──────── Supplied information

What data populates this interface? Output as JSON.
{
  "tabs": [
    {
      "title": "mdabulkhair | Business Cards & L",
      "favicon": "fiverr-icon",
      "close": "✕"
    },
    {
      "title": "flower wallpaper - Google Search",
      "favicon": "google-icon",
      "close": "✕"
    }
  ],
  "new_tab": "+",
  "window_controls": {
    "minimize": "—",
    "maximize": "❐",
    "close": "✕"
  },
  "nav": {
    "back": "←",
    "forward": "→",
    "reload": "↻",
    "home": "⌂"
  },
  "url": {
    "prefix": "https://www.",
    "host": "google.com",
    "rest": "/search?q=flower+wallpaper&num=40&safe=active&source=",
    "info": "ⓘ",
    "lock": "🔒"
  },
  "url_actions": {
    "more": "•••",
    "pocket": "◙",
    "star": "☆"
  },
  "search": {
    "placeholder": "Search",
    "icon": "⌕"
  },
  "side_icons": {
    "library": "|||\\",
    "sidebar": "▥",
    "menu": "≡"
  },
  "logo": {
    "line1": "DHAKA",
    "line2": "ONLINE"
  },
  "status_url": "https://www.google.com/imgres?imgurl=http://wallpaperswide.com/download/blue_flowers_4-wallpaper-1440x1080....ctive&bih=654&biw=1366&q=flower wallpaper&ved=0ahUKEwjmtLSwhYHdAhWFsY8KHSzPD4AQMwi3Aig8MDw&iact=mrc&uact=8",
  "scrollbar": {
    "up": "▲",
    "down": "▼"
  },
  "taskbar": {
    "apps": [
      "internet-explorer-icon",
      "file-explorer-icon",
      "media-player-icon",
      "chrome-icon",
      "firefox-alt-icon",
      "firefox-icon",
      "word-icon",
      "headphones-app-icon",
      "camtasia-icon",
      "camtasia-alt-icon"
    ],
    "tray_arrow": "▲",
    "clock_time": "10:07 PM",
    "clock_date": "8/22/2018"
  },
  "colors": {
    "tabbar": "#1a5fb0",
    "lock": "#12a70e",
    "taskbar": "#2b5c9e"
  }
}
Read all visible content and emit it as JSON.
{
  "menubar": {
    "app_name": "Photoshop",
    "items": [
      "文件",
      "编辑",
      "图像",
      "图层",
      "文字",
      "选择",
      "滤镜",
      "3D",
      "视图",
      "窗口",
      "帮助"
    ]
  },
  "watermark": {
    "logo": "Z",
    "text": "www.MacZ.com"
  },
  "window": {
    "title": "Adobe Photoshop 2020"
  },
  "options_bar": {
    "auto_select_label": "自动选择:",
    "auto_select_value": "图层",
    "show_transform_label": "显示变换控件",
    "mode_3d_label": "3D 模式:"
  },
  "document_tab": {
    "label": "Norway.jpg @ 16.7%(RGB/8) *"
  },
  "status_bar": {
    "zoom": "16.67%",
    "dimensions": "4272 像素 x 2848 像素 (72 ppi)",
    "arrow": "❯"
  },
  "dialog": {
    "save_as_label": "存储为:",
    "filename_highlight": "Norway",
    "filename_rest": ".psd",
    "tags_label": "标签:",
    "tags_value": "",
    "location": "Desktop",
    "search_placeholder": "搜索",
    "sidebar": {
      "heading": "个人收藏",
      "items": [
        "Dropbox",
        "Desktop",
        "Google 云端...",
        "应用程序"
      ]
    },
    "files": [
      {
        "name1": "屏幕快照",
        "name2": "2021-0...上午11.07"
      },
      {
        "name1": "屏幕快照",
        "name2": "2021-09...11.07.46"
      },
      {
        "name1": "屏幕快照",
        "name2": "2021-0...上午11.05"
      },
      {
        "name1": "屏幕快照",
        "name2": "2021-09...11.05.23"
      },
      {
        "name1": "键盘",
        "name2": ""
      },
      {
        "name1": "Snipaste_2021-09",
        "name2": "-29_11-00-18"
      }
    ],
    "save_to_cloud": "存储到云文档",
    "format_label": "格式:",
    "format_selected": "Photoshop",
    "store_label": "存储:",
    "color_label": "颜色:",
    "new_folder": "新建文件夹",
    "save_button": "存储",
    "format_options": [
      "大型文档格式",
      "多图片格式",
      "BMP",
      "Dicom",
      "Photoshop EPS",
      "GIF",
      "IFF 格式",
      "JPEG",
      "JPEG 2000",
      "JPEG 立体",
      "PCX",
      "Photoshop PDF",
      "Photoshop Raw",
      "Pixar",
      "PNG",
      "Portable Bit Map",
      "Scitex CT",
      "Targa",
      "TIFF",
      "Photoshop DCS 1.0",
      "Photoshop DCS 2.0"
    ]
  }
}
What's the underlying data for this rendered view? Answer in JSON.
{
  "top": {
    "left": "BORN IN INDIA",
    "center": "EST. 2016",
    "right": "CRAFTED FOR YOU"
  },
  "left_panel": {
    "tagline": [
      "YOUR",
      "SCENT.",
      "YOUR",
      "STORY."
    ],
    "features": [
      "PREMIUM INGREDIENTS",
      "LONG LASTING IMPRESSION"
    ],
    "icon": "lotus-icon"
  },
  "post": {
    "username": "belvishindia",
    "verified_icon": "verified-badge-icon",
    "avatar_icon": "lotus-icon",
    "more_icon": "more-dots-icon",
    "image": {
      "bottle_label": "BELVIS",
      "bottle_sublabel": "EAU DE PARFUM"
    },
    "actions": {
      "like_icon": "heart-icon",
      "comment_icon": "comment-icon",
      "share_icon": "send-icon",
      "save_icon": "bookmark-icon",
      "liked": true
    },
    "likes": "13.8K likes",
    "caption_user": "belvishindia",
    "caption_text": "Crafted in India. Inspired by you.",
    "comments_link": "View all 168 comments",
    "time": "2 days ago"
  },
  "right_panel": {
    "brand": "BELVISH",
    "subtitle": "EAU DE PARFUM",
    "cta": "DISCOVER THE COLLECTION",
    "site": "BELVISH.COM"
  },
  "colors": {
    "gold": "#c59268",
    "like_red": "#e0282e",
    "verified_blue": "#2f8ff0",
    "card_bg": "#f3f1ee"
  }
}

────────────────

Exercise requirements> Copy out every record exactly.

Reply>
What data populates this interface? Output as JSON.
{
  "tabs": [
    {
      "title": "mdabulkhair | Business Cards & L",
      "favicon": "fiverr-icon",
      "close": "✕"
    },
    {
      "title": "flower wallpaper - Google Search",
      "favicon": "google-icon",
      "close": "✕"
    }
  ],
  "new_tab": "+",
  "window_controls": {
    "minimize": "—",
    "maximize": "❐",
    "close": "✕"
  },
  "nav": {
    "back": "←",
    "forward": "→",
    "reload": "↻",
    "home": "⌂"
  },
  "url": {
    "prefix": "https://www.",
    "host": "google.com",
    "rest": "/search?q=flower+wallpaper&num=40&safe=active&source=",
    "info": "ⓘ",
    "lock": "🔒"
  },
  "url_actions": {
    "more": "•••",
    "pocket": "◙",
    "star": "☆"
  },
  "search": {
    "placeholder": "Search",
    "icon": "⌕"
  },
  "side_icons": {
    "library": "|||\\",
    "sidebar": "▥",
    "menu": "≡"
  },
  "logo": {
    "line1": "DHAKA",
    "line2": "ONLINE"
  },
  "status_url": "https://www.google.com/imgres?imgurl=http://wallpaperswide.com/download/blue_flowers_4-wallpaper-1440x1080....ctive&bih=654&biw=1366&q=flower wallpaper&ved=0ahUKEwjmtLSwhYHdAhWFsY8KHSzPD4AQMwi3Aig8MDw&iact=mrc&uact=8",
  "scrollbar": {
    "up": "▲",
    "down": "▼"
  },
  "taskbar": {
    "apps": [
      "internet-explorer-icon",
      "file-explorer-icon",
      "media-player-icon",
      "chrome-icon",
      "firefox-alt-icon",
      "firefox-icon",
      "word-icon",
      "headphones-app-icon",
      "camtasia-icon",
      "camtasia-alt-icon"
    ],
    "tray_arrow": "▲",
    "clock_time": "10:07 PM",
    "clock_date": "8/22/2018"
  },
  "colors": {
    "tabbar": "#1a5fb0",
    "lock": "#12a70e",
    "taskbar": "#2b5c9e"
  }
}
Read all visible content and emit it as JSON.
{
  "menubar": {
    "app_name": "Photoshop",
    "items": [
      "文件",
      "编辑",
      "图像",
      "图层",
      "文字",
      "选择",
      "滤镜",
      "3D",
      "视图",
      "窗口",
      "帮助"
    ]
  },
  "watermark": {
    "logo": "Z",
    "text": "www.MacZ.com"
  },
  "window": {
    "title": "Adobe Photoshop 2020"
  },
  "options_bar": {
    "auto_select_label": "自动选择:",
    "auto_select_value": "图层",
    "show_transform_label": "显示变换控件",
    "mode_3d_label": "3D 模式:"
  },
  "document_tab": {
    "label": "Norway.jpg @ 16.7%(RGB/8) *"
  },
  "status_bar": {
    "zoom": "16.67%",
    "dimensions": "4272 像素 x 2848 像素 (72 ppi)",
    "arrow": "❯"
  },
  "dialog": {
    "save_as_label": "存储为:",
    "filename_highlight": "Norway",
    "filename_rest": ".psd",
    "tags_label": "标签:",
    "tags_value": "",
    "location": "Desktop",
    "search_placeholder": "搜索",
    "sidebar": {
      "heading": "个人收藏",
      "items": [
        "Dropbox",
        "Desktop",
        "Google 云端...",
        "应用程序"
      ]
    },
    "files": [
      {
        "name1": "屏幕快照",
        "name2": "2021-0...上午11.07"
      },
      {
        "name1": "屏幕快照",
        "name2": "2021-09...11.07.46"
      },
      {
        "name1": "屏幕快照",
        "name2": "2021-0...上午11.05"
      },
      {
        "name1": "屏幕快照",
        "name2": "2021-09...11.05.23"
      },
      {
        "name1": "键盘",
        "name2": ""
      },
      {
        "name1": "Snipaste_2021-09",
        "name2": "-29_11-00-18"
      }
    ],
    "save_to_cloud": "存储到云文档",
    "format_label": "格式:",
    "format_selected": "Photoshop",
    "store_label": "存储:",
    "color_label": "颜色:",
    "new_folder": "新建文件夹",
    "save_button": "存储",
    "format_options": [
      "大型文档格式",
      "多图片格式",
      "BMP",
      "Dicom",
      "Photoshop EPS",
      "GIF",
      "IFF 格式",
      "JPEG",
      "JPEG 2000",
      "JPEG 立体",
      "PCX",
      "Photoshop PDF",
      "Photoshop Raw",
      "Pixar",
      "PNG",
      "Portable Bit Map",
      "Scitex CT",
      "Targa",
      "TIFF",
      "Photoshop DCS 1.0",
      "Photoshop DCS 2.0"
    ]
  }
}
What's the underlying data for this rendered view? Answer in JSON.
{
  "top": {
    "left": "BORN IN INDIA",
    "center": "EST. 2016",
    "right": "CRAFTED FOR YOU"
  },
  "left_panel": {
    "tagline": [
      "YOUR",
      "SCENT.",
      "YOUR",
      "STORY."
    ],
    "features": [
      "PREMIUM INGREDIENTS",
      "LONG LASTING IMPRESSION"
    ],
    "icon": "lotus-icon"
  },
  "post": {
    "username": "belvishindia",
    "verified_icon": "verified-badge-icon",
    "avatar_icon": "lotus-icon",
    "more_icon": "more-dots-icon",
    "image": {
      "bottle_label": "BELVIS",
      "bottle_sublabel": "EAU DE PARFUM"
    },
    "actions": {
      "like_icon": "heart-icon",
      "comment_icon": "comment-icon",
      "share_icon": "send-icon",
      "save_icon": "bookmark-icon",
      "liked": true
    },
    "likes": "13.8K likes",
    "caption_user": "belvishindia",
    "caption_text": "Crafted in India. Inspired by you.",
    "comments_link": "View all 168 comments",
    "time": "2 days ago"
  },
  "right_panel": {
    "brand": "BELVISH",
    "subtitle": "EAU DE PARFUM",
    "cta": "DISCOVER THE COLLECTION",
    "site": "BELVISH.COM"
  },
  "colors": {
    "gold": "#c59268",
    "like_red": "#e0282e",
    "verified_blue": "#2f8ff0",
    "card_bg": "#f3f1ee"
  }
}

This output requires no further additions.